  1. G Gorman1,
  2. S Fairgrieve2,
  3. D Birchall3,
  4. P F Chinnery1,4
  1. 1
    Department of Neurology, Regional Neuroscience Centre, Newcastle upon Tyne Hospitals NHS Trust, UK
  2. 2
    Department of Clinical Genetics, Institute of Human Genetics, Newcastle upon Tyne Hospitals NHS Trust, UK
  3. 3
    Department of Neuroradiology, Regional Neuroscience Centre, Newcastle upon Tyne Hospitals NHS Trust, UK
  4. 4
    Institutes of Human Genetics and Neuroscience, Newcastle University, UK
  1. Professor P F Chinnery, Mitochondrial Research Group, The Medical School, Framlington Place, Newcastle upon Tyne NE2 4HH, UK; P.F.Chinnery{at}ncl.ac.uk

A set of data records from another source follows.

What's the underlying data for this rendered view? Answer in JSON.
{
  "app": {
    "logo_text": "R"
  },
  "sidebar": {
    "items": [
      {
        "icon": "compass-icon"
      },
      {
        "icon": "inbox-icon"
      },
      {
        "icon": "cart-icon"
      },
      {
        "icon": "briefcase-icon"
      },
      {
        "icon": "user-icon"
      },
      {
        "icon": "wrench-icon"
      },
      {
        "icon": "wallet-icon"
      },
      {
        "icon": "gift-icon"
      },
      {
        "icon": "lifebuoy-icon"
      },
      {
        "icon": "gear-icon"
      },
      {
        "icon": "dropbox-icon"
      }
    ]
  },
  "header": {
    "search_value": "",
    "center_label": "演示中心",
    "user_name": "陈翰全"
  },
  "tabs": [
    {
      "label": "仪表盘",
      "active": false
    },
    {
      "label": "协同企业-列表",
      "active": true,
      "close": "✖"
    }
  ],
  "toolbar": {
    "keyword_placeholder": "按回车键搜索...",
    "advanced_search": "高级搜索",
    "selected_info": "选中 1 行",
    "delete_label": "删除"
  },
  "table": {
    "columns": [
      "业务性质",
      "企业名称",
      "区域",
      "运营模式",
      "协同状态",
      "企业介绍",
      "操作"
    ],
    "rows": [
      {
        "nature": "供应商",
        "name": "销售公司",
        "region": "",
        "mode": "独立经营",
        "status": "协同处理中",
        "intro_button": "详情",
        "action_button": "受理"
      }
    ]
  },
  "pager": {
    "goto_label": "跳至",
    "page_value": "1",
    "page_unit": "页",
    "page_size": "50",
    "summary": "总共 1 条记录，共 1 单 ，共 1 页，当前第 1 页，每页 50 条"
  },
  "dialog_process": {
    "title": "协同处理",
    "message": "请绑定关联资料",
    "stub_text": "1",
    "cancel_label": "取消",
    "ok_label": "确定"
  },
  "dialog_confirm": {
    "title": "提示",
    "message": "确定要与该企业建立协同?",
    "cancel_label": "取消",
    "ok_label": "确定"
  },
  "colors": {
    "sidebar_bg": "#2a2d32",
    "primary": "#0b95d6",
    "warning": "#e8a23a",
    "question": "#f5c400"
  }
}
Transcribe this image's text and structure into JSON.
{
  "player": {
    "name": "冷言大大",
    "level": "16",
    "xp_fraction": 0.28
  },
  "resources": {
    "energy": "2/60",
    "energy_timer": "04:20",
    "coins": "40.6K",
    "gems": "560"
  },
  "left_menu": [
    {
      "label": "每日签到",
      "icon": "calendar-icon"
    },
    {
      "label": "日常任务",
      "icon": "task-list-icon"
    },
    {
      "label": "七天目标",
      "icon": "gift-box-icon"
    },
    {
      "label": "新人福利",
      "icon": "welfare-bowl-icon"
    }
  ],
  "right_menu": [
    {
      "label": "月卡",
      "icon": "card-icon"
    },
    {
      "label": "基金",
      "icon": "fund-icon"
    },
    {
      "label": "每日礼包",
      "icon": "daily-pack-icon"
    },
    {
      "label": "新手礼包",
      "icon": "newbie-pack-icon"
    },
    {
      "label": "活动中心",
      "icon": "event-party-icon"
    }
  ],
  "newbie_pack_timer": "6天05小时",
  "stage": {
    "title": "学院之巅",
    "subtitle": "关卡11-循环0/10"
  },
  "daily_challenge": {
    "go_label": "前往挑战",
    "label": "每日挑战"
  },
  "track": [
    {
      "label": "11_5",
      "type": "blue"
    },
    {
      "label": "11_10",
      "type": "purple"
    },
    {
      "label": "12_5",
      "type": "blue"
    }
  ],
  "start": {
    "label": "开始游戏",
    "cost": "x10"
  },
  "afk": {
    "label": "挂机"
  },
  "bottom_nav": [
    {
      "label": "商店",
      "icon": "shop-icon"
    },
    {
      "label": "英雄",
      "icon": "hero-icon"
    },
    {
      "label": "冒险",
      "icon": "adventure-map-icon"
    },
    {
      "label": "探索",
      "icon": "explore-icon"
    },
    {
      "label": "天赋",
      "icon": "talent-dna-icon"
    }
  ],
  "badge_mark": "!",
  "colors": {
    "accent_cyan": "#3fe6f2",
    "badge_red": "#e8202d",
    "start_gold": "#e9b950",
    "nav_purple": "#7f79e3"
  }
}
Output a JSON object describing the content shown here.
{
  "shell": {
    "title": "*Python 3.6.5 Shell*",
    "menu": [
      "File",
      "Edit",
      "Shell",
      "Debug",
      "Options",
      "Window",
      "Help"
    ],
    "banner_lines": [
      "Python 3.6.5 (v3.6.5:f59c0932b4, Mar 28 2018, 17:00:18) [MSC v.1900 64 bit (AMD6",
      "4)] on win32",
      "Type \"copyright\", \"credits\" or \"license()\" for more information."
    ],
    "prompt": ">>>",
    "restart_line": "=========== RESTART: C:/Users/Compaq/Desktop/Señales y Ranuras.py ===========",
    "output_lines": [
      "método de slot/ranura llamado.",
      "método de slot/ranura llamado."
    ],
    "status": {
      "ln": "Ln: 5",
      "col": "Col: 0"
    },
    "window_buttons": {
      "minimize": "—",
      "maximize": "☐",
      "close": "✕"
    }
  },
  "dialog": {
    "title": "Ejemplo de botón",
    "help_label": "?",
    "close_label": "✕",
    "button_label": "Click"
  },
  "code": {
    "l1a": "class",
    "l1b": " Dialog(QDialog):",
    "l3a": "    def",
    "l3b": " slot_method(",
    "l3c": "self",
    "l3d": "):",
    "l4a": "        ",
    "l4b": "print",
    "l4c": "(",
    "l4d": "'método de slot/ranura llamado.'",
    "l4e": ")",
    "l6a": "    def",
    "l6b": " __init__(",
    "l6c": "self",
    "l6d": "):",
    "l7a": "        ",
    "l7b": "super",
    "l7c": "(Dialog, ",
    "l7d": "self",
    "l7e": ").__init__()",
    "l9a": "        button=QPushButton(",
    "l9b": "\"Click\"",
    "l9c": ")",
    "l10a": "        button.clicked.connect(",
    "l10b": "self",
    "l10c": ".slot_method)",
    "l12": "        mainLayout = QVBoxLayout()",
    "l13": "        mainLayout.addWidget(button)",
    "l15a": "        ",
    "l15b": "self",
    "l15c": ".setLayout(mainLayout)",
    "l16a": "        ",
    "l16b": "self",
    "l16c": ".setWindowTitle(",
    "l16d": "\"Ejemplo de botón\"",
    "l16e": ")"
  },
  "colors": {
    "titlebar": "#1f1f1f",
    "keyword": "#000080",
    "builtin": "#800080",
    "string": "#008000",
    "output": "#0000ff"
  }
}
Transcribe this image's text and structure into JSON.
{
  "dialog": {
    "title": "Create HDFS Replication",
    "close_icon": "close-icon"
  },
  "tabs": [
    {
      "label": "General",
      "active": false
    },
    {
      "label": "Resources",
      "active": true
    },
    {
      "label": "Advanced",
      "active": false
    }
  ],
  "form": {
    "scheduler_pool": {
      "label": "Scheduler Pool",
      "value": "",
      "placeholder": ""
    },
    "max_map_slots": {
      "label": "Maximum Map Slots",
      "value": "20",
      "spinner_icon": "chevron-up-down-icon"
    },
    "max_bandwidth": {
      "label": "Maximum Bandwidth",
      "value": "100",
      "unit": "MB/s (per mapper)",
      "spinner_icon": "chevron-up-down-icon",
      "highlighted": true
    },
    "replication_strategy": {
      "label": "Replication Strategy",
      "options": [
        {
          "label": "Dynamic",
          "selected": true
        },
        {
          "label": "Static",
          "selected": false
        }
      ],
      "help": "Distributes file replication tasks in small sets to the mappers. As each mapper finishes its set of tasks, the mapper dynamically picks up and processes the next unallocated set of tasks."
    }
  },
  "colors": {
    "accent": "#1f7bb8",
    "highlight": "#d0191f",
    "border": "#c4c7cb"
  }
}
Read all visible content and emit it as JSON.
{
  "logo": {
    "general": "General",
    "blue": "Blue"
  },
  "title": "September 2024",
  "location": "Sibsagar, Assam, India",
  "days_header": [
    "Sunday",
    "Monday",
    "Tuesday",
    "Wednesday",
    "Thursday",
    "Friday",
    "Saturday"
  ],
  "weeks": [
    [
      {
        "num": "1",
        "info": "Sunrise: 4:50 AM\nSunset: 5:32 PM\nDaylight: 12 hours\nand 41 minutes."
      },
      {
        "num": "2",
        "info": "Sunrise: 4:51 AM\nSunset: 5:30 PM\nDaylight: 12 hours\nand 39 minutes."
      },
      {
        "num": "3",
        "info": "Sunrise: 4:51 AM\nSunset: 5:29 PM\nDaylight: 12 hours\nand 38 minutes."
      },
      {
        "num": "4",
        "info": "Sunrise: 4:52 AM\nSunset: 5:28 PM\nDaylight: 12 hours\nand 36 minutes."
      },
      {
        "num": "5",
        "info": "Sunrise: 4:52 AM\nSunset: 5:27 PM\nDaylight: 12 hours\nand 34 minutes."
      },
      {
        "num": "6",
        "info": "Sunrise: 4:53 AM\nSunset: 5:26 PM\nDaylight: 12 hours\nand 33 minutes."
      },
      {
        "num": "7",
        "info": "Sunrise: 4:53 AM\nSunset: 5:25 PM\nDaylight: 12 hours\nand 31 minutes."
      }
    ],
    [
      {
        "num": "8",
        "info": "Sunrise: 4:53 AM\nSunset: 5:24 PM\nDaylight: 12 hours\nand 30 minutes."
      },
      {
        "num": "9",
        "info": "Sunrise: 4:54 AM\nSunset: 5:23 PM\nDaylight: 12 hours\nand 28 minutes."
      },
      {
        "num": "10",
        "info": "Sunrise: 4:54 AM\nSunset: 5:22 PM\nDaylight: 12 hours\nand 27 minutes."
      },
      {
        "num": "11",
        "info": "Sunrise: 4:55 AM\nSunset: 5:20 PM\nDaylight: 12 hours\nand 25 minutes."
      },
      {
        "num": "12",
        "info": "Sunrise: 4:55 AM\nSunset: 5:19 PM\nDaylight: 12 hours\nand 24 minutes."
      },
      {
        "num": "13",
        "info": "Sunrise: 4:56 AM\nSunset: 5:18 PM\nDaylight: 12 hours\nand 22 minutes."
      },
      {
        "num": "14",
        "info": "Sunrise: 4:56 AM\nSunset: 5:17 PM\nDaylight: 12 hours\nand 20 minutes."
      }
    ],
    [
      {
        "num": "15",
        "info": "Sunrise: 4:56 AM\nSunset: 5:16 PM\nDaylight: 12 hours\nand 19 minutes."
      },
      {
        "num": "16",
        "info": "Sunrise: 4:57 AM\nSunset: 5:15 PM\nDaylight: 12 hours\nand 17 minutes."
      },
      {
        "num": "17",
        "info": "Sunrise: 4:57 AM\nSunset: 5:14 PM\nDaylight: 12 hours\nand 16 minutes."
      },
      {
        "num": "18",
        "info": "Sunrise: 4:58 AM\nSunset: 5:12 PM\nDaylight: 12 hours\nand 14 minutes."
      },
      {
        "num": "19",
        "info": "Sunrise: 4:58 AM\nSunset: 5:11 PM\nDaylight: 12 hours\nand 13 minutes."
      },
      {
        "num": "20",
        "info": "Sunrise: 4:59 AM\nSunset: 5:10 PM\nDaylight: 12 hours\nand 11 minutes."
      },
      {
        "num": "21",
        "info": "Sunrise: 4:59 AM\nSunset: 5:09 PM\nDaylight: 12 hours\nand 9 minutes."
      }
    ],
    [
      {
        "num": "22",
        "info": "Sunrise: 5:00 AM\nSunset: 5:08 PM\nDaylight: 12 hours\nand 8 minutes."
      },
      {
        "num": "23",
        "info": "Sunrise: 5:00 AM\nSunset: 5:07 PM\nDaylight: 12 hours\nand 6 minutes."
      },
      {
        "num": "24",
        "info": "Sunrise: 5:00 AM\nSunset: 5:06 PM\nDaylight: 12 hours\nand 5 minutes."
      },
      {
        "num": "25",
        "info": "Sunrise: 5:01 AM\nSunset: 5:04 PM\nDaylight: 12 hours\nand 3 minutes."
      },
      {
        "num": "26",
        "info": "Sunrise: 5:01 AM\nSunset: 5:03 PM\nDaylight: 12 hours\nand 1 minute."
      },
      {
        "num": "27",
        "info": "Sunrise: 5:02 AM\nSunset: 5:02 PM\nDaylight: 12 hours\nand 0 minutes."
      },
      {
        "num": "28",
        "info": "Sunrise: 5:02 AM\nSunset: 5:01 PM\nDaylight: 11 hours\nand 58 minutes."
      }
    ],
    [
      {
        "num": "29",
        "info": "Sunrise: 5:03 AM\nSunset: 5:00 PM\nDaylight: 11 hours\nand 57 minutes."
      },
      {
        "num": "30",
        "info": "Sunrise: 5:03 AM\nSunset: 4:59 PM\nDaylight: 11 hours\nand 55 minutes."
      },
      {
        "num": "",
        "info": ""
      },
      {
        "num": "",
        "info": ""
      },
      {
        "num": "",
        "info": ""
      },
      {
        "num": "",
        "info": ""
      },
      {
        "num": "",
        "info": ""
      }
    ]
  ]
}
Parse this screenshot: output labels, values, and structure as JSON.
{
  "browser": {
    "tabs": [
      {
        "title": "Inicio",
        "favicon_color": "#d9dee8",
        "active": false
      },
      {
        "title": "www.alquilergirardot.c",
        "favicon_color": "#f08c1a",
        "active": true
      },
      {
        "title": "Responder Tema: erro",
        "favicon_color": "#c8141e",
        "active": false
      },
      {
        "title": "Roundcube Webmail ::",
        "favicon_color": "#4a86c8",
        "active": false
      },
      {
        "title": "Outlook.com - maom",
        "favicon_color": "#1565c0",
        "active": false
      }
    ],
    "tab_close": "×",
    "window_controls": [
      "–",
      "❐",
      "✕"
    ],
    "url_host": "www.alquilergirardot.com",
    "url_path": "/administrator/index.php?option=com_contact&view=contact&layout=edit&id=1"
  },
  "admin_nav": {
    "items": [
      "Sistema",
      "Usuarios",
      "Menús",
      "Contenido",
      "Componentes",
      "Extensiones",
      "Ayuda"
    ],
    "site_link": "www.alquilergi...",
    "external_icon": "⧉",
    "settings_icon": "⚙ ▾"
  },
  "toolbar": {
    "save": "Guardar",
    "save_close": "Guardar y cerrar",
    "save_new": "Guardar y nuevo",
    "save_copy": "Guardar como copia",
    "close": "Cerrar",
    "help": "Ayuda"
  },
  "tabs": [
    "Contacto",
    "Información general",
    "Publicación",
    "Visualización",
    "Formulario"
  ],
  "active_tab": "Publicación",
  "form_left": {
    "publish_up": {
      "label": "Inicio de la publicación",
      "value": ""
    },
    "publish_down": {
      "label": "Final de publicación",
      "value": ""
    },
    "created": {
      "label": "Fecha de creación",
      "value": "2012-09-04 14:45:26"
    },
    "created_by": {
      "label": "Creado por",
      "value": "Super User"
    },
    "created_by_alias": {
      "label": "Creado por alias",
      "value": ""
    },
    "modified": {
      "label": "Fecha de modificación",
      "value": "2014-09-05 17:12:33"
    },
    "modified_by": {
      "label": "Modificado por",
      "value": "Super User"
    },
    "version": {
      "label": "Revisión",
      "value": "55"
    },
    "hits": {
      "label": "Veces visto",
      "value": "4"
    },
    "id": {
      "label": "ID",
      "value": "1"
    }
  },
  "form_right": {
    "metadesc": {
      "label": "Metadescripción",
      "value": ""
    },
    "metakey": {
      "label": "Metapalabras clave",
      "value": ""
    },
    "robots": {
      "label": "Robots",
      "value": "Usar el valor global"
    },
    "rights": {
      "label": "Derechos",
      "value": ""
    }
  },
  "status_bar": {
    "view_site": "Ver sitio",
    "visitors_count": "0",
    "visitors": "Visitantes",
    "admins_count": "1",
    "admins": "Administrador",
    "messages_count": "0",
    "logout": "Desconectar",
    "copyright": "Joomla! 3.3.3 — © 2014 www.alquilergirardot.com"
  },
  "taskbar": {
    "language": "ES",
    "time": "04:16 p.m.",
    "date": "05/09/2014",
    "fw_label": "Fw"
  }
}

    Essential tremor (ET) is one of the most common movement disorders seen in routine neurological practice, but other diseases may mimic this condition. Here we describe a 62-year-old right-handed man with an action (kinetic) tremor fulfilling diagnostic criteria for ET which was the presenting feature of the fragile X associated tremor/ataxia syndrome. His sister’s grandchildren were the clue to the diagnosis, illustrating the importance of a detailed medical history in descendents as well as ancestors in the context of late onset neurological disorders.

    ET, typically a symmetric bilateral postural tremor with fluctuating amplitude, can be asymmetric and varies both in severity and functional impact. It classically begins in the fourth and fifth decades of life, is frequently associated with a family history and affects 0.8/1000 (95% confidence interval 0.5 to 1) of the general population, with a prevalence that increases with age.1 ET is one of the most common movement disorders seen in routine neurological practice, and the diagnosis is usually straightforward. The …